By contrast, Reisz's next film, Sweet Dreams (US, 1985), pursued an overly rigid narrative line. The plot of this biopic about the American country singer Patsy Cline offered nothing unfamiliar, though gutsy music and heartfelt performances give emotional satisfaction. For Reisz, this was another story of a character trapped in an uncaring society, seeking personal fulfilment. Everybody Wins (US/UK, 1990) a private-eye thriller written by Arthur Miller, with Nick Nolte as a tough but honest man in a corrupt world, failed to generate the same excitement; as the title implies, Reisz and Miller hedge their bets too cautiously, wryly shrugging off the bitter critique they seem to offer of American society. The film was greeted with critical and commercial indifference. Aside from a minuscule Beckett adaptation, Reisz turned his back on cinema and spent his last years working in the theatre, where his productions of Ibsen, Rattigan and Pinter met with greater acclaim.

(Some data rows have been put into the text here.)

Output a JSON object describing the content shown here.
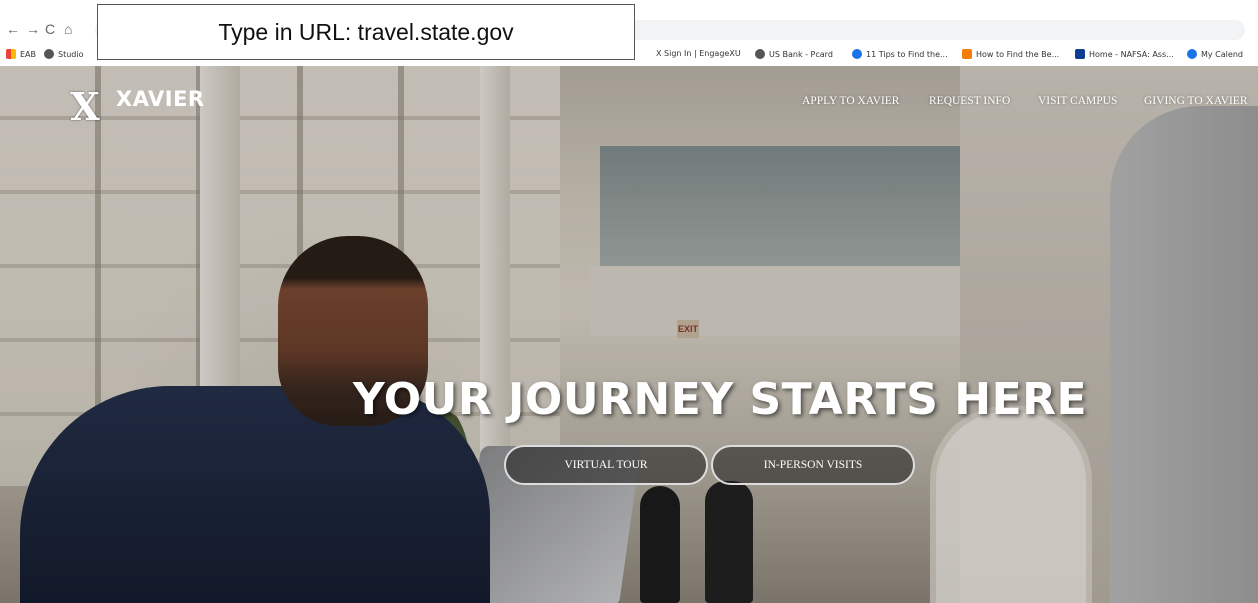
{
  "callout": {
    "text": "Type in URL: travel.state.gov"
  },
  "browser": {
    "nav_icons": [
      "back-arrow-icon",
      "forward-arrow-icon",
      "reload-icon",
      "home-icon"
    ],
    "nav_glyphs": [
      "←",
      "→",
      "C",
      "⌂"
    ],
    "bookmarks": [
      {
        "label": "EAB",
        "icon": "apps-grid-icon"
      },
      {
        "label": "Studio",
        "icon": "globe-icon"
      },
      {
        "label": "X Sign In | EngageXU",
        "icon": "xavier-x-icon"
      },
      {
        "label": "US Bank - Pcard",
        "icon": "globe-icon"
      },
      {
        "label": "11 Tips to Find the...",
        "icon": "bookmark-icon"
      },
      {
        "label": "How to Find the Be...",
        "icon": "link-icon"
      },
      {
        "label": "Home - NAFSA: Ass...",
        "icon": "nafsa-icon"
      },
      {
        "label": "My Calend",
        "icon": "calendar-icon"
      }
    ]
  },
  "site": {
    "logo_mark": "X",
    "logo_text": "XAVIER",
    "nav": [
      "APPLY TO XAVIER",
      "REQUEST INFO",
      "VISIT CAMPUS",
      "GIVING TO XAVIER"
    ],
    "headline": "YOUR JOURNEY STARTS HERE",
    "buttons": [
      "VIRTUAL TOUR",
      "IN-PERSON VISITS"
    ],
    "exit_sign": "EXIT"
  },
  "colors": {
    "nav_text": "#ffffff",
    "button_bg": "rgba(25,25,25,0.55)"
  }
}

Two qualities stand out from Reisz's film work: its intelligence, and its fastidiousness. Both became double-edged swords. He brought to the screen some of the best work of major actors, British and American, from Albert Finney to Jessica Lange, and he collaborated fruitfully with writers from Alan Sillitoe to Arthur Miller. At times his precision in detail, in framing and editing, could cool the films' temperatures, and obscure another of Reisz's strengths: the warm sympathy with ordinary people he displayed in his pioneering Free Cinema films and his contributions to the British New Wave. Reisz is undeniably a significant figure in British film culture - though, like Alexander Mackendrick, Thorold Dickinson and Robert Hamer, one impossible to contemplate without pondering what more might have been achieved. Reisz's second marriage was to the American actress Betsy Blair. He died in London of a blood disorder on 25 November 2002.

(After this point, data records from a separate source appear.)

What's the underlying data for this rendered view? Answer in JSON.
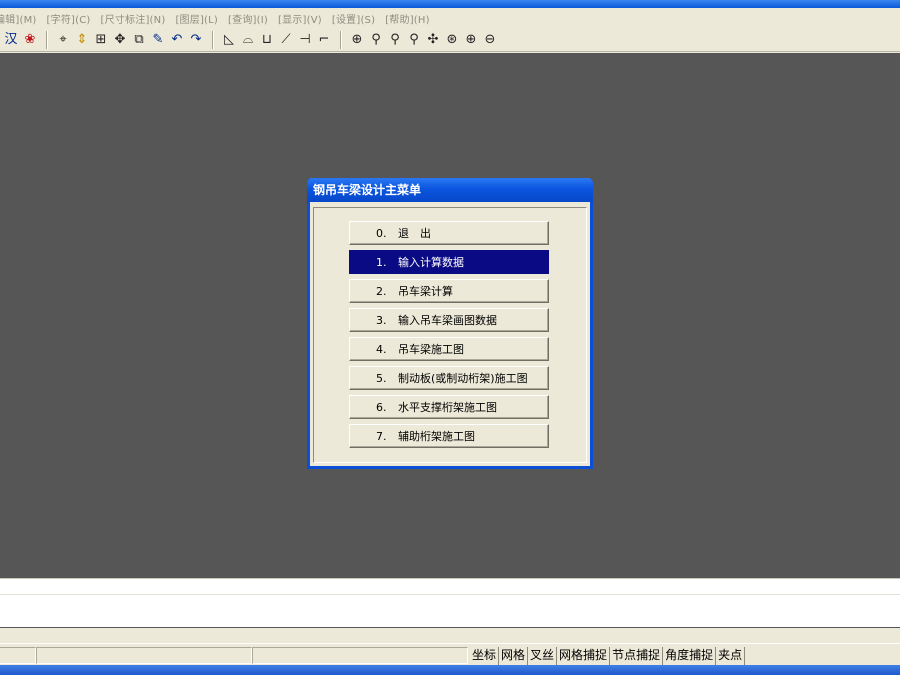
{
  "menubar": {
    "items": [
      "编辑](M)",
      "[字符](C)",
      "[尺寸标注](N)",
      "[图层](L)",
      "[查询](I)",
      "[显示](V)",
      "[设置](S)",
      "[帮助](H)"
    ]
  },
  "toolbar": {
    "icons": [
      "hanzi-icon",
      "brush-icon",
      "crosshair-icon",
      "updown-arrow-icon",
      "grid-icon",
      "move-icon",
      "copy-icon",
      "pencil-icon",
      "undo-icon",
      "redo-icon",
      "rect-icon",
      "arc-icon",
      "box-icon",
      "line-icon",
      "trim-icon",
      "corner-icon",
      "zoom-window-icon",
      "zoom-realtime-icon",
      "zoom-previous-icon",
      "zoom-icon",
      "pan-icon",
      "zoom-extent-icon",
      "zoom-in-icon",
      "zoom-out-icon"
    ],
    "hanzi_glyph": "汉"
  },
  "dialog": {
    "title": "钢吊车梁设计主菜单",
    "items": [
      {
        "num": "0.",
        "label": "退　出",
        "selected": false
      },
      {
        "num": "1.",
        "label": "输入计算数据",
        "selected": true
      },
      {
        "num": "2.",
        "label": "吊车梁计算",
        "selected": false
      },
      {
        "num": "3.",
        "label": "输入吊车梁画图数据",
        "selected": false
      },
      {
        "num": "4.",
        "label": "吊车梁施工图",
        "selected": false
      },
      {
        "num": "5.",
        "label": "制动板(或制动桁架)施工图",
        "selected": false
      },
      {
        "num": "6.",
        "label": "水平支撑桁架施工图",
        "selected": false
      },
      {
        "num": "7.",
        "label": "辅助桁架施工图",
        "selected": false
      }
    ]
  },
  "statusbar": {
    "toggles": [
      "坐标",
      "网格",
      "叉丝",
      "网格捕捉",
      "节点捕捉",
      "角度捕捉",
      "夹点"
    ]
  },
  "colors": {
    "canvas": "#565656",
    "selection": "#0a0a84",
    "title_blue": "#0a55df"
  }
}
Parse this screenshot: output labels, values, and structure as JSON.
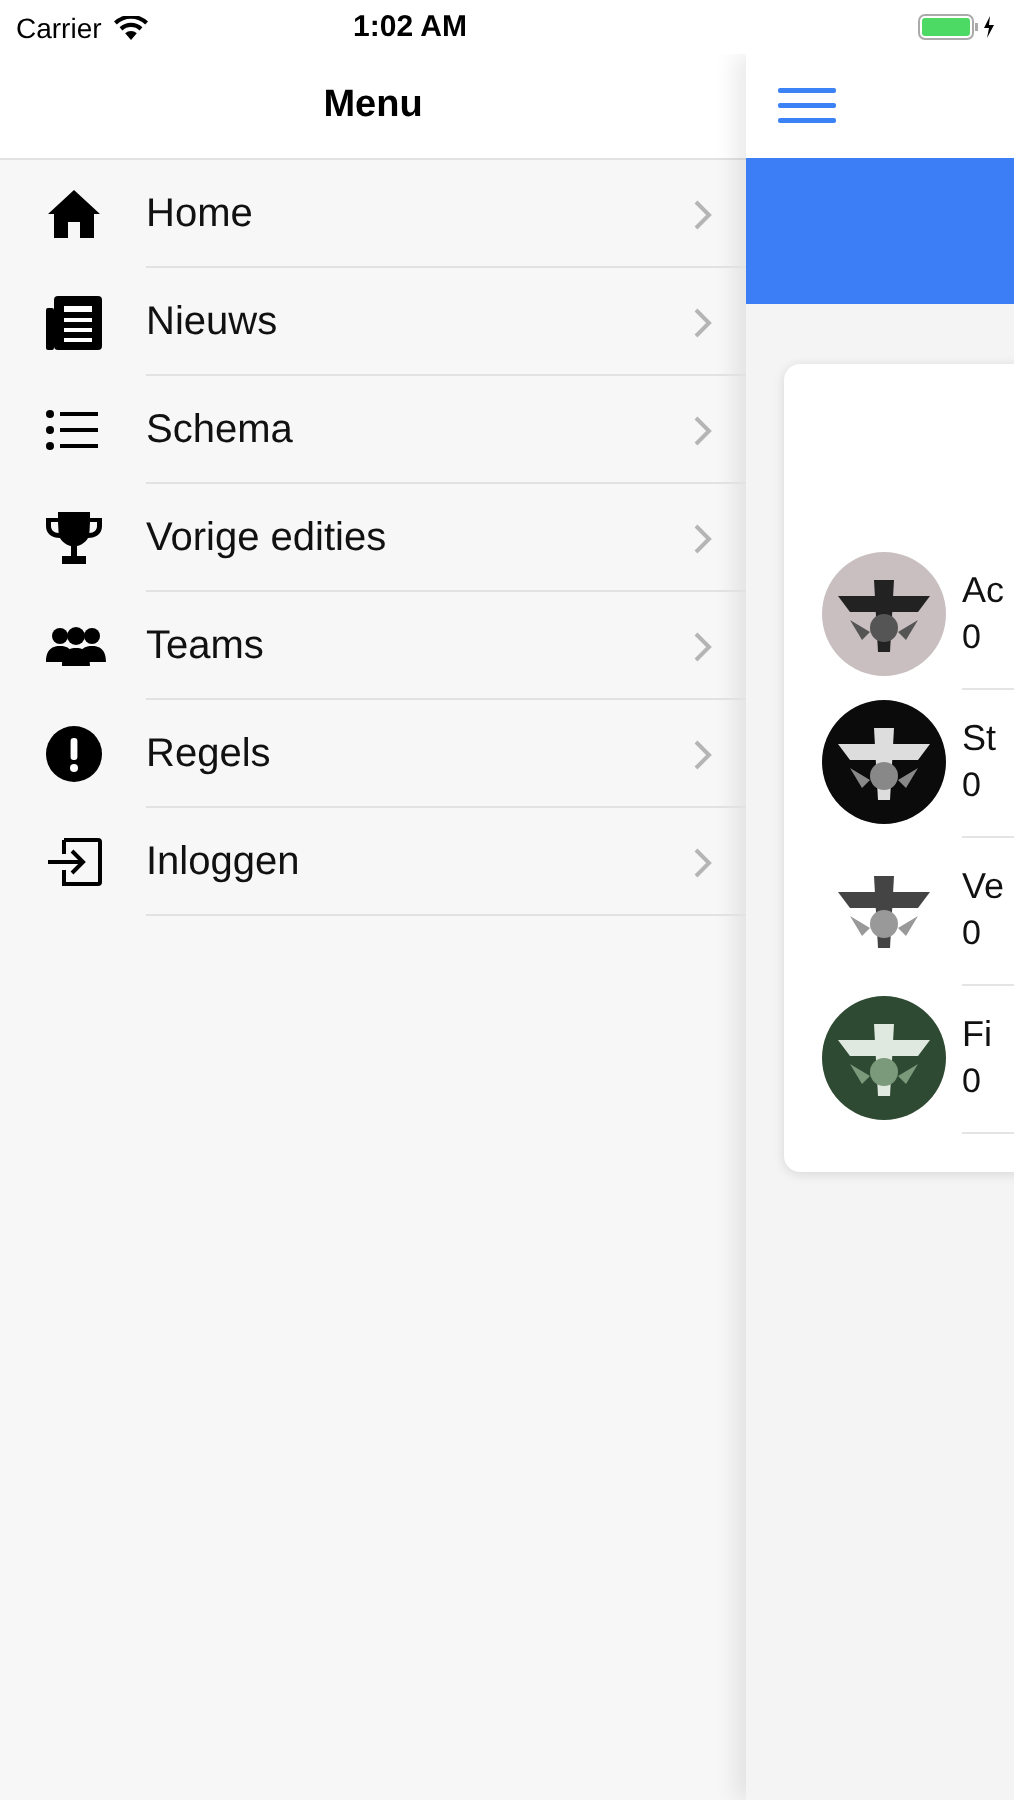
{
  "status_bar": {
    "carrier": "Carrier",
    "time": "1:02 AM"
  },
  "menu": {
    "title": "Menu",
    "items": [
      {
        "label": "Home",
        "kind": "home"
      },
      {
        "label": "Nieuws",
        "kind": "news"
      },
      {
        "label": "Schema",
        "kind": "list"
      },
      {
        "label": "Vorige edities",
        "kind": "trophy"
      },
      {
        "label": "Teams",
        "kind": "people"
      },
      {
        "label": "Regels",
        "kind": "alert"
      },
      {
        "label": "Inloggen",
        "kind": "login"
      }
    ]
  },
  "main": {
    "teams": [
      {
        "name": "Ac",
        "score": "0"
      },
      {
        "name": "St",
        "score": "0"
      },
      {
        "name": "Ve",
        "score": "0"
      },
      {
        "name": "Fi",
        "score": "0"
      }
    ]
  }
}
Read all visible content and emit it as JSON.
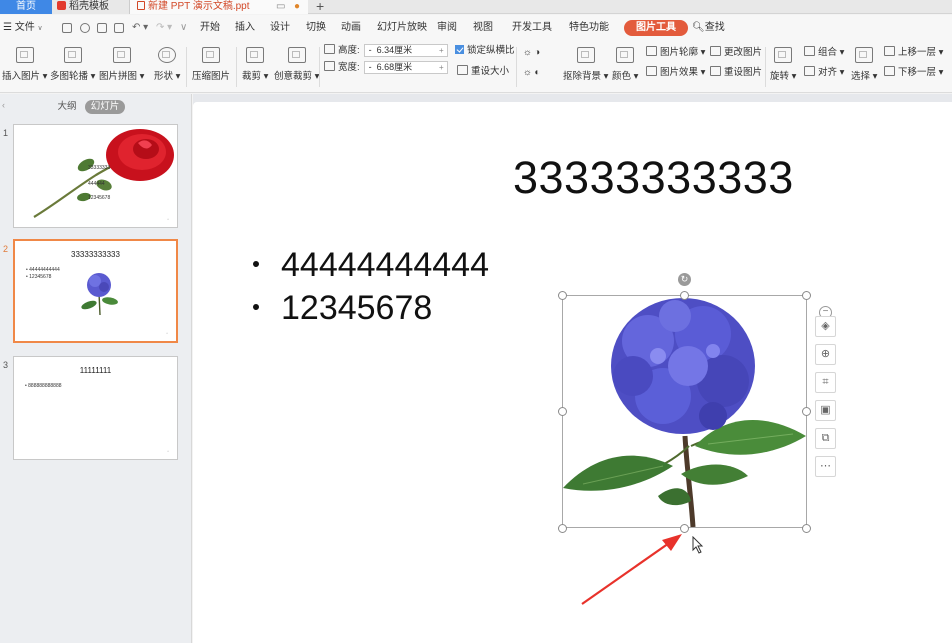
{
  "tabbar": {
    "home": "首页",
    "templates": "稻壳模板",
    "document": "新建 PPT 演示文稿.ppt",
    "add": "+"
  },
  "menubar": {
    "file": "文件",
    "items": [
      "开始",
      "插入",
      "设计",
      "切换",
      "动画",
      "幻灯片放映",
      "审阅",
      "视图",
      "开发工具",
      "特色功能"
    ],
    "active_tab": "图片工具",
    "search": "查找"
  },
  "ribbon": {
    "insert_picture": "插入图片",
    "multi_outline": "多图轮播",
    "picture_collage": "图片拼图",
    "shape": "形状",
    "compress": "压缩图片",
    "crop": "裁剪",
    "creative_crop": "创意裁剪",
    "height_label": "高度:",
    "height_value": "6.34厘米",
    "width_label": "宽度:",
    "width_value": "6.68厘米",
    "lock_ratio": "锁定纵横比",
    "reset_size": "重设大小",
    "remove_bg": "抠除背景",
    "color": "颜色",
    "pic_outline": "图片轮廓",
    "pic_effect": "图片效果",
    "change_pic": "更改图片",
    "reset_pic": "重设图片",
    "rotate": "旋转",
    "group": "组合",
    "align": "对齐",
    "select": "选择",
    "bring_forward": "上移一层",
    "send_backward": "下移一层"
  },
  "panel": {
    "outline_tab": "大纲",
    "slides_tab": "幻灯片",
    "slides": [
      {
        "num": "1",
        "lines": [
          "33333333",
          "444444",
          "12345678"
        ]
      },
      {
        "num": "2",
        "title": "33333333333",
        "lines": [
          "• 44444444444",
          "• 12345678"
        ]
      },
      {
        "num": "3",
        "title": "11111111",
        "lines": [
          "• 888888888888"
        ]
      }
    ]
  },
  "slide": {
    "title": "33333333333",
    "bullets": [
      "44444444444",
      "12345678"
    ]
  },
  "colors": {
    "accent": "#e35b3c",
    "selected_thumb": "#f08847",
    "home_tab": "#3f88e6",
    "annotation_arrow": "#e8322b"
  }
}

Gaston, Georg, Karel Reisz (Boston: Twayne 1980)
Hill, John, Sex, Class and Realism: British Cinema and Society, 1956-1963 (London: BFI Publishing, 1986)

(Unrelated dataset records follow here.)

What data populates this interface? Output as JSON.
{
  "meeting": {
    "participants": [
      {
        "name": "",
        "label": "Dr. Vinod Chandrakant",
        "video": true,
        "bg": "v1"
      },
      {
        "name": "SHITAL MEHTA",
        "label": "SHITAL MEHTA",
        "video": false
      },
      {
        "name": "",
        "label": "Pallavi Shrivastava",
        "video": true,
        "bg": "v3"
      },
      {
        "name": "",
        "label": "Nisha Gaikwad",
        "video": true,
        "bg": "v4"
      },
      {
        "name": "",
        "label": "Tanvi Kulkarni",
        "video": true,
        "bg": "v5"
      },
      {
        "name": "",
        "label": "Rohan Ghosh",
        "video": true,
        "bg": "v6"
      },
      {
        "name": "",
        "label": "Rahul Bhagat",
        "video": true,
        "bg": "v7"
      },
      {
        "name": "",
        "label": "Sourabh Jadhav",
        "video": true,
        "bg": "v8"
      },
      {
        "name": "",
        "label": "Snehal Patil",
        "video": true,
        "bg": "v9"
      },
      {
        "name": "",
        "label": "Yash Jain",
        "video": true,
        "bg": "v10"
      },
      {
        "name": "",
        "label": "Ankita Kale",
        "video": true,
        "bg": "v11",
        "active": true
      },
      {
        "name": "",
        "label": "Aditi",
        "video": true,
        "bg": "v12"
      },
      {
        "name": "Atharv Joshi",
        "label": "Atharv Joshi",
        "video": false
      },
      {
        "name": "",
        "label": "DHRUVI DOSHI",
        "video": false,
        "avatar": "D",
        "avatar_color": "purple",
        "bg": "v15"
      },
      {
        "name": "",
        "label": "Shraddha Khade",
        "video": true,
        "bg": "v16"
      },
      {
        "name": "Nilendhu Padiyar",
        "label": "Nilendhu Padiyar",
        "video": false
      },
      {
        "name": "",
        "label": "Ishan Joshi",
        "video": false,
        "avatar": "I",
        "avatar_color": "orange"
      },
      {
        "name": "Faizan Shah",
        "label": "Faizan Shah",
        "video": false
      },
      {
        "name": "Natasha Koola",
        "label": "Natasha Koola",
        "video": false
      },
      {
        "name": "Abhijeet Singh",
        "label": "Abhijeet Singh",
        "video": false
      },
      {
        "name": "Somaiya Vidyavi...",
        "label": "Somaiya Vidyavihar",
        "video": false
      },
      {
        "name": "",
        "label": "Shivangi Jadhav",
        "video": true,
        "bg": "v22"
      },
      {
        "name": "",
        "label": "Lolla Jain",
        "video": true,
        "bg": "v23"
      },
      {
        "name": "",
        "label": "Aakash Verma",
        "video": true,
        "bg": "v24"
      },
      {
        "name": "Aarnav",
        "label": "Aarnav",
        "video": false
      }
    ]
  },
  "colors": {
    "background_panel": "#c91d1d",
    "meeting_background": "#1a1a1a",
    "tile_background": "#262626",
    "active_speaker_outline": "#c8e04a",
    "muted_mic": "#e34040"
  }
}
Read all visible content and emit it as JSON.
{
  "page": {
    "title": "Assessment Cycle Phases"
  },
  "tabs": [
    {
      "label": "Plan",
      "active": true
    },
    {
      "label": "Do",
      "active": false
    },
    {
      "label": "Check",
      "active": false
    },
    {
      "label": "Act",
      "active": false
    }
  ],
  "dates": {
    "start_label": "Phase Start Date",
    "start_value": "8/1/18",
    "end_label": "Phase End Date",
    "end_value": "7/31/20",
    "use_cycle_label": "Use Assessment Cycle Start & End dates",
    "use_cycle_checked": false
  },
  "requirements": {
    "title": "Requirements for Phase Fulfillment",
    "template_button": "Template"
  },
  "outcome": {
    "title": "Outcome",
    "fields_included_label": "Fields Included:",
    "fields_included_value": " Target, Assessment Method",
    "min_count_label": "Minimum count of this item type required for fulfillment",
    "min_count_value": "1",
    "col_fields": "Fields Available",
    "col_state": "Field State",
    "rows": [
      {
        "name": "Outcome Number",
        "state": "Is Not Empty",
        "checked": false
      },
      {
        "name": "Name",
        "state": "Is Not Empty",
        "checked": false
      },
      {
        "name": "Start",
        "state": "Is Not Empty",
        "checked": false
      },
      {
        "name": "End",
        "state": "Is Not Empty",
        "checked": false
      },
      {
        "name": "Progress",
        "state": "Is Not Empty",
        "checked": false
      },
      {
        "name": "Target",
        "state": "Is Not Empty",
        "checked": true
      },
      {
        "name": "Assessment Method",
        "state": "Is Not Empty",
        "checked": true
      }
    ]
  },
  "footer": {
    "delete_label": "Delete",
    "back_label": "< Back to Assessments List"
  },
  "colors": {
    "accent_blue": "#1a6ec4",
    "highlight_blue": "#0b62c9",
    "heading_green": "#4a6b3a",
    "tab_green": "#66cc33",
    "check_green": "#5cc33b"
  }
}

Kennedy, Harlan, 'The Czech Director's Woman', Film Comment, Sept/Oct. 1981, pp. 26-31
Reisz, Karel, The Technique of Film Editing (London: Focal Press, 1953)
Török, Jean-Paul, 'To Stand Outside and to Risk', pp. 2-3, + 'Entretien avec Karel Reisz', pp. 6-11; and Michel Ciment, 'Bio-biblio Filmographie de Karel Reisz + 'Nouvel Entretien avec Karel Reisz', pp. 12-21, Positif n. 212, Nov. 1978
BECTU History Project, tape no. 193, held in the BFI National Library, London
Neil Sinyard, Reference Guide to British and Irish Film Directors